GSK's core products such as Aquafresh Fresh & Minty, Sensodyne Total Care F and Macleans Freshmint & Whitening are available in smaller pack sizes (such as 45ml or 50ml), which Sandy says are most appropriate for convenience stores.
"In c-stores, clear merchandising is essential and the focus should be on meeting the consumer need states such as everyday care (regular oral healthcare products for adults and children), extra care (sensitivity, gum care) and beauty (whitening)," explains Sandy. "As there is an increasing move towards promoting oral care regimes all these segments should be covered and it's best to concentrate on market-leading
In the shampoo and conditioner sector, the brands showing good growth are those that tap into the trends seen throughout the beauty sector - naturalness and affordable luxury. Herbal Essences is doing well, thanks in part to the natural associations of its ingredients, while Tresemmé remains popular because its salon-positioned marketing gives the feel of luxury at a value price.
Keeping on the natural theme, there are also new variants in the deodorants sector which could tempt female shoppers. Sanex Naturprotect is an alcohol-free deodorant which contains the mineral alum that works to counteract bacteria and offer 24-hour protection against body odours. It comes in two variants - for normal skin, and for sensitive skin.
Research by the Sanex brand recently found that one-third of respondents said they would definitely opt for a more natural deodorant if it was easily available.
That's good news for hypoallergenic deodorants range Bionsen, which contains Japanese spa minerals.

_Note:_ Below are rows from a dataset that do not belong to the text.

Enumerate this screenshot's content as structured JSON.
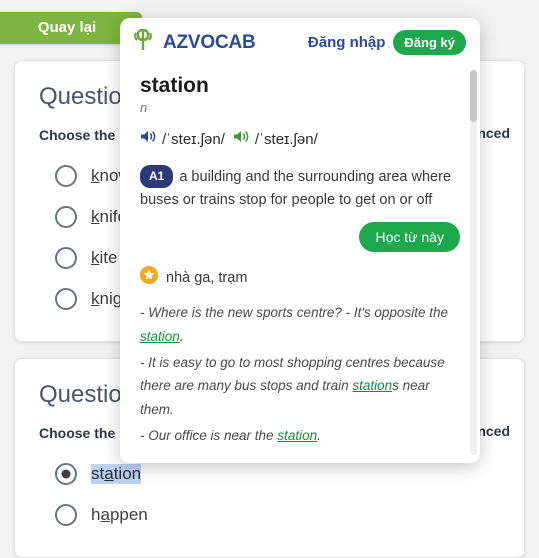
{
  "quiz": {
    "back_button": "Quay lại",
    "questions": [
      {
        "title": "Question",
        "prompt": "Choose the",
        "prompt_tail": "ounced",
        "options": [
          {
            "prefix": "k",
            "rest": "now",
            "selected": false
          },
          {
            "prefix": "k",
            "rest": "nife",
            "selected": false
          },
          {
            "prefix": "k",
            "rest": "ite",
            "selected": false
          },
          {
            "prefix": "k",
            "rest": "night",
            "selected": false
          }
        ]
      },
      {
        "title": "Question",
        "prompt": "Choose the",
        "prompt_tail": "ounced",
        "options": [
          {
            "prefix": "st",
            "mid": "a",
            "rest": "tion",
            "selected": true
          },
          {
            "prefix": "h",
            "mid": "a",
            "rest": "ppen",
            "selected": false
          }
        ]
      }
    ]
  },
  "popup": {
    "logo_text": "AZVOCAB",
    "logo_icon": "leaf-logo-icon",
    "login_label": "Đăng nhập",
    "signup_label": "Đăng ký",
    "word": "station",
    "part_of_speech": "n",
    "phonetics": [
      {
        "icon": "speaker-icon-uk",
        "ipa": "/ˈsteɪ.ʃən/",
        "color": "#2a4b9b"
      },
      {
        "icon": "speaker-icon-us",
        "ipa": "/ˈsteɪ.ʃən/",
        "color": "#3a9a36"
      }
    ],
    "cefr_level": "A1",
    "definition": "a building and the surrounding area where buses or trains stop for people to get on or off",
    "learn_button": "Học từ này",
    "star_icon": "star-icon",
    "translation": "nhà ga, trạm",
    "examples": [
      {
        "before": "- Where is the new sports centre? - It's opposite the ",
        "word": "station",
        "after": "."
      },
      {
        "before": "- It is easy to go to most shopping centres because there are many bus stops and train ",
        "word": "station",
        "after": "s near them."
      },
      {
        "before": "- Our office is near the ",
        "word": "station",
        "after": "."
      }
    ]
  },
  "colors": {
    "brand_blue": "#2a4b9b",
    "brand_green": "#1da84e",
    "back_green": "#7eb442",
    "cefr_navy": "#2e3a76",
    "star_orange": "#f5a623",
    "example_green": "#1f8a3c",
    "selection_blue": "#b9d3f7"
  }
}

It is making inroads into the c-store sector through Nisa-Today's.
Bionsen brand manager Lisa Cattell says: "The Japanese spa mineral positioning likens the products to that of a beauty brand and retailers could benefit from incremental sales through clever merchandising, positioning Bionsen alongside other key beauty brand leaders."
The big players are also aiming to maintain interest in the deodorant sector. Unilever has launched Maximum Protection Tri-Solid cream for its Sure Women and Dove brands, targeting the one-fifth of the population who consider themselves heavy sweaters and who apply antiperspirant several times a day. It has also launched a deodorant that it claims is the first to reduce underarm hair growth.
The Sure and Dove Hair Minimising deodorants will be available in both aerosol and roll-on formats and Unilever predicts they will be so popular with women that they will generate £10m worth of sales in the first year.
The range arrives on shelf this month and Unilever expects sales of the standard Dove and Sure deodorants to drop by about one-third as the target audience of young females tries the new variants.
The big brands also lead the
way in the women's shaving sector, and manufacturers have worked hard to differentiate men and women's products; sales in the disposable razor category
are increasing, with three-blade disposables outperforming the market, according to Nielsen.
Gillette set out to reinvigorate the female grooming category by extending the distribution and support for its Venus Breeze brand - a razor with shave gel bars. Wilkinson Sword fought back by launching an addition to the 3-in-1 Intuition Plus range - Intuition Plus Natural Care with Milk & Honey - claiming to be the world's first razor to lather, shave and moisturise. Wilkinson Sword's Quattro for Women is already one of the category's biggest sellers.
Skincare has seen the most recent innovation, though, with Unilever adding a lightly fragranced Vaseline Intensive Rescue 200ml Moisture Locking lotion to the Vaseline Intensive Rescue range. Meanwhile, its Dove brand extended its popular Dove Go Fresh cleansing range with Dove Go Fresh Burst Body Wash, an ultra-light gel formula with the scents of nectarine and white ginger.
"Consumers with dry skin have a higher consumption rate than an average body lotion user and are prepared to trade up to a product that will work," says Vaseline brand manager Monique Rossi.
Unilever's McCleave adds: "Rather than just stocking tertiary brands from the cash and carry, retailers should remember that customers are going in for convenience and want the reassurance of having brands they know and trust."